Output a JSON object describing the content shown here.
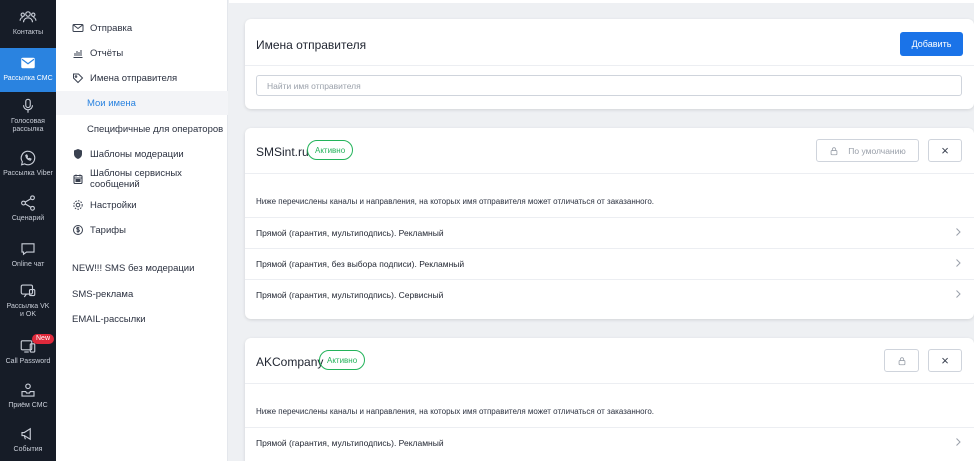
{
  "rail": {
    "items": [
      {
        "label": "Контакты"
      },
      {
        "label": "Рассылка СМС"
      },
      {
        "label": "Голосовая рассылка"
      },
      {
        "label": "Рассылка Viber"
      },
      {
        "label": "Сценарий"
      },
      {
        "label": "Online чат"
      },
      {
        "label": "Рассылка VK и OK"
      },
      {
        "label": "Call Password",
        "badge": "New"
      },
      {
        "label": "Приём СМС"
      },
      {
        "label": "События"
      }
    ]
  },
  "subnav": {
    "items": [
      {
        "label": "Отправка"
      },
      {
        "label": "Отчёты"
      },
      {
        "label": "Имена отправителя"
      },
      {
        "label": "Мои имена"
      },
      {
        "label": "Специфичные для операторов"
      },
      {
        "label": "Шаблоны модерации"
      },
      {
        "label": "Шаблоны сервисных сообщений"
      },
      {
        "label": "Настройки"
      },
      {
        "label": "Тарифы"
      },
      {
        "label": "NEW!!! SMS без модерации"
      },
      {
        "label": "SMS-реклама"
      },
      {
        "label": "EMAIL-рассылки"
      }
    ]
  },
  "header_card": {
    "title": "Имена отправителя",
    "add_label": "Добавить",
    "search_placeholder": "Найти имя отправителя"
  },
  "senders": [
    {
      "name": "SMSint.ru",
      "status": "Активно",
      "default_label": "По умолчанию",
      "close_label": "×",
      "description": "Ниже перечислены каналы и направления, на которых имя отправителя может отличаться от заказанного.",
      "rows": [
        "Прямой (гарантия, мультиподпись). Рекламный",
        "Прямой (гарантия, без выбора подписи). Рекламный",
        "Прямой (гарантия, мультиподпись). Сервисный"
      ]
    },
    {
      "name": "AKCompany",
      "status": "Активно",
      "close_label": "×",
      "description": "Ниже перечислены каналы и направления, на которых имя отправителя может отличаться от заказанного.",
      "rows": [
        "Прямой (гарантия, мультиподпись). Рекламный"
      ]
    }
  ],
  "colors": {
    "rail_bg": "#161c27",
    "rail_active": "#2a83e0",
    "primary_button": "#1a73e8",
    "status_green": "#23b35a",
    "active_nav_text": "#2a83e0"
  }
}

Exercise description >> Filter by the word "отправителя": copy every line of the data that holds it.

Solution for this exercise >>
        "label": "Имена отправителя"
    "title": "Имена отправителя",
    "search_placeholder": "Найти имя отправителя"
      "description": "Ниже перечислены каналы и направления, на которых имя отправителя может отличаться от заказанного.",
      "description": "Ниже перечислены каналы и направления, на которых имя отправителя может отличаться от заказанного.",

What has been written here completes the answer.